Hong Kong clashes resume in shopping malls on Christmas Eve

Demonstrators occupied main roads and blocked traffic outside the city’s Peninsula Hotel

Streets in downtown Hong Kong were littered with debris and walls were covered in graffiti on Wednesday as the city woke up from violent clashes on Christmas Eve.

Undercover officers fought with protesters, some wearing Santa hats, in the streets of the city’s shopping districts, the working-class Mong Kok area and outside the Peninsula Hotel in Tsim Sha Tsui.

The evening's unrest was the most sustained in what has otherwise been a few weeks of comparative calm for a city upended by more than six months of violent protests.

Thousands of black-clad protesters – some wearing Santa hats and reindeer antlers – took to the streets of Tsim Sha Tsui, a usually bustling tourist district.

Riot police arrive to disperse anti-government protesters during a protest on Christmas Eve at Tsim Sha Tsui in Hong Kong, China, December 24, 2019. REUTERS/Tyrone Siu

Clashes soon erupted, with riot police firing multiple rounds of tear gas to disperse protesters throughout the evening, including outside the famous Peninsula Hotel. Rubber bullet casings were also seen on the ground.

Police said a "large group of rioters" had built barricades, damaged traffic lights and dug up bricks on the area's major thoroughfares and vandalised stores.

Protesters smashed shop windows, while police responded with tear gas and the arrest of a number of demonstrators. At least 25 people were injured on Christmas Eve, including one in a serious condition, hospital authorities said.

For the past six months, mass anti-government protests have rocked the semi-autonomous Chinese city.

Hong Kong’s pre-holiday strife extended the months of clashes between protesters and police, ignited by a proposed extradition law to allow fugitives to be sent to China to stand trial. The unrest has also pushed the city into its first recession in a decade.

Though the bill was withdrawn, protests have persisted with more demands, including direct elections of the city’s leader.

The protests demanding greater democratic rights show no sign of ending despite the overwhelming victory by anti-establishment candidates in elections for district representatives earlier this month.

Protests will likely continue into the new year.

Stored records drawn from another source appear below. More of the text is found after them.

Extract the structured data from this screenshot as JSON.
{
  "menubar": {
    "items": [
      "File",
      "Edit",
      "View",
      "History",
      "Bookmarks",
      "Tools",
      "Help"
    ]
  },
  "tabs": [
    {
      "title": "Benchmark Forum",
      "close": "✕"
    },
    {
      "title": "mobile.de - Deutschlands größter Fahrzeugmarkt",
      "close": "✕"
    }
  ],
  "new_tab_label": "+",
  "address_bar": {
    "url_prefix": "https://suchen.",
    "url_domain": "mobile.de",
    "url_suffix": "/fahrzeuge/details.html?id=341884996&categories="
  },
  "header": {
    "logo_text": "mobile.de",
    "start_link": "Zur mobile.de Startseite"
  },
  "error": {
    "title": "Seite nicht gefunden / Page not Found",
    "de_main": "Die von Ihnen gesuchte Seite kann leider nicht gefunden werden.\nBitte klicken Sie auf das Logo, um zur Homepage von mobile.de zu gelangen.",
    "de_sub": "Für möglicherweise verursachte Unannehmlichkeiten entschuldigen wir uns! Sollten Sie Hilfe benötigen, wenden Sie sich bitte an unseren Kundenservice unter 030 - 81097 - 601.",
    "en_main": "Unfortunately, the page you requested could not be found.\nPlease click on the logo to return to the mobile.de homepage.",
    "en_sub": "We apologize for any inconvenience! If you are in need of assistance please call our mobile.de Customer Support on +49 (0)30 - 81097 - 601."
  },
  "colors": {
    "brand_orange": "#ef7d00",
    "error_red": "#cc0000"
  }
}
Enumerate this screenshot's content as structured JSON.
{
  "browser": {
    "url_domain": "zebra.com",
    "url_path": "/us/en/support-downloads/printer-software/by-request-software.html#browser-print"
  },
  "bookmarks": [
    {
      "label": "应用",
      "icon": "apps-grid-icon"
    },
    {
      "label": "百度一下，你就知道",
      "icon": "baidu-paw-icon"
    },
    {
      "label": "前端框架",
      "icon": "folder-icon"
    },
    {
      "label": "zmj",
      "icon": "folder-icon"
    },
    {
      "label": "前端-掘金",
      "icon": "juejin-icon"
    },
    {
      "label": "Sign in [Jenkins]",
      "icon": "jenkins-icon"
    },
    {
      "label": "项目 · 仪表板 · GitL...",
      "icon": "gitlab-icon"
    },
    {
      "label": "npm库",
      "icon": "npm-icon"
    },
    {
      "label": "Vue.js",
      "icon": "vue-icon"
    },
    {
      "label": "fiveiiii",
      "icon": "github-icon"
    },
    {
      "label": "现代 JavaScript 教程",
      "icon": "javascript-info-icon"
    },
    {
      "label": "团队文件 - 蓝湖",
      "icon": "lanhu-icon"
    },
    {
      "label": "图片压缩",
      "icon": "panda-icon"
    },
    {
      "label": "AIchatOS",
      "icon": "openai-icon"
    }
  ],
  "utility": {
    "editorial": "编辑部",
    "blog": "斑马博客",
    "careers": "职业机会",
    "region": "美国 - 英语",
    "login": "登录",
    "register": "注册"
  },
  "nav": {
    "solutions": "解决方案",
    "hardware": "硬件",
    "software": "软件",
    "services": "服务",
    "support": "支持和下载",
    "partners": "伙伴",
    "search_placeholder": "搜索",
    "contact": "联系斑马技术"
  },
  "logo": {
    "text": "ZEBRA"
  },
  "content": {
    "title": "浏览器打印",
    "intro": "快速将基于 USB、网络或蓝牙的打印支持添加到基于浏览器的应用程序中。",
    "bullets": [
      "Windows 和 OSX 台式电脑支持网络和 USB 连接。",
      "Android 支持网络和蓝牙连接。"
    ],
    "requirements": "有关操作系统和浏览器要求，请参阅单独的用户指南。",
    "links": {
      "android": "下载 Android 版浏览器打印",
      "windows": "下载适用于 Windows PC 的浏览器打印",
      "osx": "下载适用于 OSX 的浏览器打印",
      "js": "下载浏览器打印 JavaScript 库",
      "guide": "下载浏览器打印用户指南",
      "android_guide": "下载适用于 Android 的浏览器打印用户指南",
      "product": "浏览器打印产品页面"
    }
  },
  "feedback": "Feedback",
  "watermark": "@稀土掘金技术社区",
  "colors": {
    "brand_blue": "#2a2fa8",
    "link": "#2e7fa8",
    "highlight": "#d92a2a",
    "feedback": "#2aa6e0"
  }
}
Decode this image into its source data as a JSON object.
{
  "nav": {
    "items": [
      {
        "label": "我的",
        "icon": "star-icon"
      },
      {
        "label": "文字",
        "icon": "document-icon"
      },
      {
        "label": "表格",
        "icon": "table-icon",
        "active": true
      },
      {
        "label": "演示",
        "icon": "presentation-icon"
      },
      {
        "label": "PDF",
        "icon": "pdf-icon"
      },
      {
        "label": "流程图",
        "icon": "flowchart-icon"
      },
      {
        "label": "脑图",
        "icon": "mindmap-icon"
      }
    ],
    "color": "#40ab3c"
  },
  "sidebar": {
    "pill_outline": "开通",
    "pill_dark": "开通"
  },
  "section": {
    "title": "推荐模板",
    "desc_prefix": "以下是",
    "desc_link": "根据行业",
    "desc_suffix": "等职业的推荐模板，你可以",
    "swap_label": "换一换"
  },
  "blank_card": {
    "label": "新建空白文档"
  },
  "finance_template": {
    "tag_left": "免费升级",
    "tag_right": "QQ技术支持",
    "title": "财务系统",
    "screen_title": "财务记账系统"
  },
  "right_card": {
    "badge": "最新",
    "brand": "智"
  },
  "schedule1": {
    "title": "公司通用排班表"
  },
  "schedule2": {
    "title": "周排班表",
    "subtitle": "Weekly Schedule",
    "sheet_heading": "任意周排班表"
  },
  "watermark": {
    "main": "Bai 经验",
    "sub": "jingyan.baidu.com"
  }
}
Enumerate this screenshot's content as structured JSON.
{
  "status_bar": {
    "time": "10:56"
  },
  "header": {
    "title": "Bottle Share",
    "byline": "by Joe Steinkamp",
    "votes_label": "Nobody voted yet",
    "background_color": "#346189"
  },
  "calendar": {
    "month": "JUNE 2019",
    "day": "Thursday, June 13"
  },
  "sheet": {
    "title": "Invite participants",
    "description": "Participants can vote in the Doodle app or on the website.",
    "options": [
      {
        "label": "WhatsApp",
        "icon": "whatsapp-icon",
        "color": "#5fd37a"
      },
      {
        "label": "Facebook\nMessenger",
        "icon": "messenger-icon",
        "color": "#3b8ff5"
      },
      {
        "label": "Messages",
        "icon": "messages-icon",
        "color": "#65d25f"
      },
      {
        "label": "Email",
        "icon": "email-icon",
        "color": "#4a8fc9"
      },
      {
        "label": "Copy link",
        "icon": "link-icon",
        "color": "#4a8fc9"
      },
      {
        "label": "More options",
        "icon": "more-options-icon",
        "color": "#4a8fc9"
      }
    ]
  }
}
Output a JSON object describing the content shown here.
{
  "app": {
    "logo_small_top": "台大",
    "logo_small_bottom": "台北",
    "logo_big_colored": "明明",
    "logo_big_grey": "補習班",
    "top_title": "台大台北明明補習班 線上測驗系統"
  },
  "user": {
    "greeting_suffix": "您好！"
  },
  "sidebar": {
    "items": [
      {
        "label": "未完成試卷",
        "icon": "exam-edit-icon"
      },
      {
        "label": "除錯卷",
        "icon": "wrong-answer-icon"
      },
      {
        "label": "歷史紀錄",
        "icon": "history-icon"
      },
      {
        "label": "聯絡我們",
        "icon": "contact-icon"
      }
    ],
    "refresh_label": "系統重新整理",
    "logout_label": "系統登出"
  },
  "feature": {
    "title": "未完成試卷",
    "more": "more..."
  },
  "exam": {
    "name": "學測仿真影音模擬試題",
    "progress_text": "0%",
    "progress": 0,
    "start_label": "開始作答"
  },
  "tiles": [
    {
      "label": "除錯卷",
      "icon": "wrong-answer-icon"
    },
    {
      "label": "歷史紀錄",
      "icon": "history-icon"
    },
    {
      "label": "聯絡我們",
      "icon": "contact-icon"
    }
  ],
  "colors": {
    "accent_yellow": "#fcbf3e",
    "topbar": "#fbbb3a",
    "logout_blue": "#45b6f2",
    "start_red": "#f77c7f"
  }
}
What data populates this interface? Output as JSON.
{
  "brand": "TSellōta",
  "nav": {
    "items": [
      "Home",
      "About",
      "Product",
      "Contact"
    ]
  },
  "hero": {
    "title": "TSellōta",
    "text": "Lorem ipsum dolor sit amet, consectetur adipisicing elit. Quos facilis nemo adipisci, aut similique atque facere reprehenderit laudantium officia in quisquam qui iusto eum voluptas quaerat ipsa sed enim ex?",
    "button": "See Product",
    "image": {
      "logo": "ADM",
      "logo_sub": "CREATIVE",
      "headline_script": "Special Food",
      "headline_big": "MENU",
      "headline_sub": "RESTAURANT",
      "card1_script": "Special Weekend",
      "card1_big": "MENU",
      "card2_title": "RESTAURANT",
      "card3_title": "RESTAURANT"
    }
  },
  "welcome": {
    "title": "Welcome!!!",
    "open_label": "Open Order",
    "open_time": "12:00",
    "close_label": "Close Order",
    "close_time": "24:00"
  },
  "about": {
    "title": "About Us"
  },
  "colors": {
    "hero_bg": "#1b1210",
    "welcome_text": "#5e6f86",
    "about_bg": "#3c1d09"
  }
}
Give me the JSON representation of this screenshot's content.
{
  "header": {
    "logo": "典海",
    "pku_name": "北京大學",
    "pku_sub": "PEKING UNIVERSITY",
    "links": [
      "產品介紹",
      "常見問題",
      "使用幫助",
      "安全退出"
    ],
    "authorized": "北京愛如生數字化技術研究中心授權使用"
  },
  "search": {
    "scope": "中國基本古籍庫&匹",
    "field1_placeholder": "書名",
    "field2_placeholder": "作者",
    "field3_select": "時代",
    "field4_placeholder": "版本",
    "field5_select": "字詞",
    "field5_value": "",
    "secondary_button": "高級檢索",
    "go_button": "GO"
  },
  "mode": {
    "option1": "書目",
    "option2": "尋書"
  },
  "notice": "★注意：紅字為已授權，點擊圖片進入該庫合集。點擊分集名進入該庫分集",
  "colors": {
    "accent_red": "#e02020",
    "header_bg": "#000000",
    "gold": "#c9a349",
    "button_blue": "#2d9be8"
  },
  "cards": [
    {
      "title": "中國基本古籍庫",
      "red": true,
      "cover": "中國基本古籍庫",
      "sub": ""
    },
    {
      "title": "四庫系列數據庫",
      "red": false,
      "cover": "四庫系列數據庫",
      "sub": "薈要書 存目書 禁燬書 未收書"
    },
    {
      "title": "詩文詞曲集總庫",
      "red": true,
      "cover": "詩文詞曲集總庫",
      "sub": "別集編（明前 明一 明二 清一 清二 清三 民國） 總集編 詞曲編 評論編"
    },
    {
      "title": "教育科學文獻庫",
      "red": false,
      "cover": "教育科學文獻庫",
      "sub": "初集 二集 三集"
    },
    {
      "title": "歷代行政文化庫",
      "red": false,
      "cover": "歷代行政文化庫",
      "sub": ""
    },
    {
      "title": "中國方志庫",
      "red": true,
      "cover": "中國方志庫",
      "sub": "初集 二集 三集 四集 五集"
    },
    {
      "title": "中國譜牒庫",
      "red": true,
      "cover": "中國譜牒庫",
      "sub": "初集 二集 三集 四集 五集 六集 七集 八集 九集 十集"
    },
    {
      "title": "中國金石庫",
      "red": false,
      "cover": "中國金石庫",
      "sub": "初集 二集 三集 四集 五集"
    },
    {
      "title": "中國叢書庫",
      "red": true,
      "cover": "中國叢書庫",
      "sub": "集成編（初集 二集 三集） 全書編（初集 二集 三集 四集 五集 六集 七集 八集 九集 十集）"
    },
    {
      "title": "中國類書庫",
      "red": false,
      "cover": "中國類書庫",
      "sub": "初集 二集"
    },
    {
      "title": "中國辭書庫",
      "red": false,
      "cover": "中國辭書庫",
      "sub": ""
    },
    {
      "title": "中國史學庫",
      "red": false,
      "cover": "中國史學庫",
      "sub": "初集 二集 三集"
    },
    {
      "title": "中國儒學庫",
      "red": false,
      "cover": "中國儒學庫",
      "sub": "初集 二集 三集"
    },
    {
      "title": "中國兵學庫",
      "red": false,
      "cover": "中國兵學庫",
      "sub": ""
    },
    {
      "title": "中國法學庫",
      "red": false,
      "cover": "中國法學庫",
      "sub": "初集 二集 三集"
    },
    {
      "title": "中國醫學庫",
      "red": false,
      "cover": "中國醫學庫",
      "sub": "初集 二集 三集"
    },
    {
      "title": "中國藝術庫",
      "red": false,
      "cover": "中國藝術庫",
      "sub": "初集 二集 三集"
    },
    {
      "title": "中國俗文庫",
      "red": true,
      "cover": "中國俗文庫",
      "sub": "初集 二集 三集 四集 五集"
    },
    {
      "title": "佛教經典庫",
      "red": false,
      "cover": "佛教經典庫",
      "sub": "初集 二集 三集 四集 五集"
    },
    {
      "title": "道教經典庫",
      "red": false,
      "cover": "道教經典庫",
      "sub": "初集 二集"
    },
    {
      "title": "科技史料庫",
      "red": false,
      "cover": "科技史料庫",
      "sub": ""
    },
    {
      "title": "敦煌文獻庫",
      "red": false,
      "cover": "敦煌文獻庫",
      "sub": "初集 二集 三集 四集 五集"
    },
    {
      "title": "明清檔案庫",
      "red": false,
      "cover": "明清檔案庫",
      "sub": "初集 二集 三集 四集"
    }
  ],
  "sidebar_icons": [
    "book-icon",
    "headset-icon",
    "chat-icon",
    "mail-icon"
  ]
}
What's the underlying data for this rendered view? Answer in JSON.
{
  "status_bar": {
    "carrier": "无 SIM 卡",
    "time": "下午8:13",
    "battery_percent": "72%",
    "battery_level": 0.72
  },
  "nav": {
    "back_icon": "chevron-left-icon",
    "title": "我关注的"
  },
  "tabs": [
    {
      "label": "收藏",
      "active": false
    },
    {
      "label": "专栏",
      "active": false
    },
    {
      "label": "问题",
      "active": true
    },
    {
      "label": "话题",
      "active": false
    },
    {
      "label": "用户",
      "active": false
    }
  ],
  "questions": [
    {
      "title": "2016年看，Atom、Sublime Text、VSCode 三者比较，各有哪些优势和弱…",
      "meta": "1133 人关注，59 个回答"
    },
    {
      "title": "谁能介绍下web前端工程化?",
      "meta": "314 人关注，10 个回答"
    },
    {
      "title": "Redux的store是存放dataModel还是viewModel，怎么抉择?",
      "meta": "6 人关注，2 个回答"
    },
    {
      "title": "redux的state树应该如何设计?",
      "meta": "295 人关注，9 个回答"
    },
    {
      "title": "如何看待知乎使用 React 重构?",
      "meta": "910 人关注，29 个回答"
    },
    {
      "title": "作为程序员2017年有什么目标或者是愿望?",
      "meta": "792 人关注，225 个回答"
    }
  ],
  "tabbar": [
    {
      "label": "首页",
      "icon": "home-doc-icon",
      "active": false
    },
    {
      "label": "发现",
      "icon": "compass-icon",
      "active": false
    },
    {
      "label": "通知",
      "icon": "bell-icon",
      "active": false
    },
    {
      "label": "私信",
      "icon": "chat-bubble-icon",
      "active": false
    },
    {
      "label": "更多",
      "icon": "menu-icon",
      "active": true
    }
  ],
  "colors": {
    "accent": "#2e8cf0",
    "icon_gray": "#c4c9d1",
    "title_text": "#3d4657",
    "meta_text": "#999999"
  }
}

Civil Human Rights Front, the organizer of some of Hong Kong’s biggest peaceful protests, is calling for a march through the city’s centre on January 1. The organiser said it has applied for a police permit.

Meanwhile, flash mob rallies were held in multiple malls across the financial hub, with protesters chanting anti-government slogans.

In Harbour City, a luxury mall, police used pepper spray and batons when a group of plainclothes officers were discovered and surrounded, an AFP reporter at the scene said.

The plainclothes officers made multiple arrests as the crowds threw objects and heckled them.

Riot police quickly arrived, with one aiming a shotgun at protesters as shops quickly shuttered.

Hong Kong's many malls have become regular protest venues as protesters try to cause economic disruption in their push for greater democratic freedoms and police accountability.

Hong Kong’s Chief Executive Carrie Lam wished Hong Kongers a “safe, happy and peaceful Christmas” on Wednesday.

“Christmas is a time for everyone to celebrate. I wish everyone in HK to have a safe, happy and peaceful Christmas,” she said.

Protesters have been calling on Ms Lam to quit over her push to pass the extradition bill.

A former British colony with a sizeable Christian population, Hong Kong is having a distinctly muted Christmas this year.

Christmas Eve is usually a major night for retailers and bars, with key districts pedestrianised.

But police said they would not close roads to traffic this year, fearing protesters might use the opportunity to gather.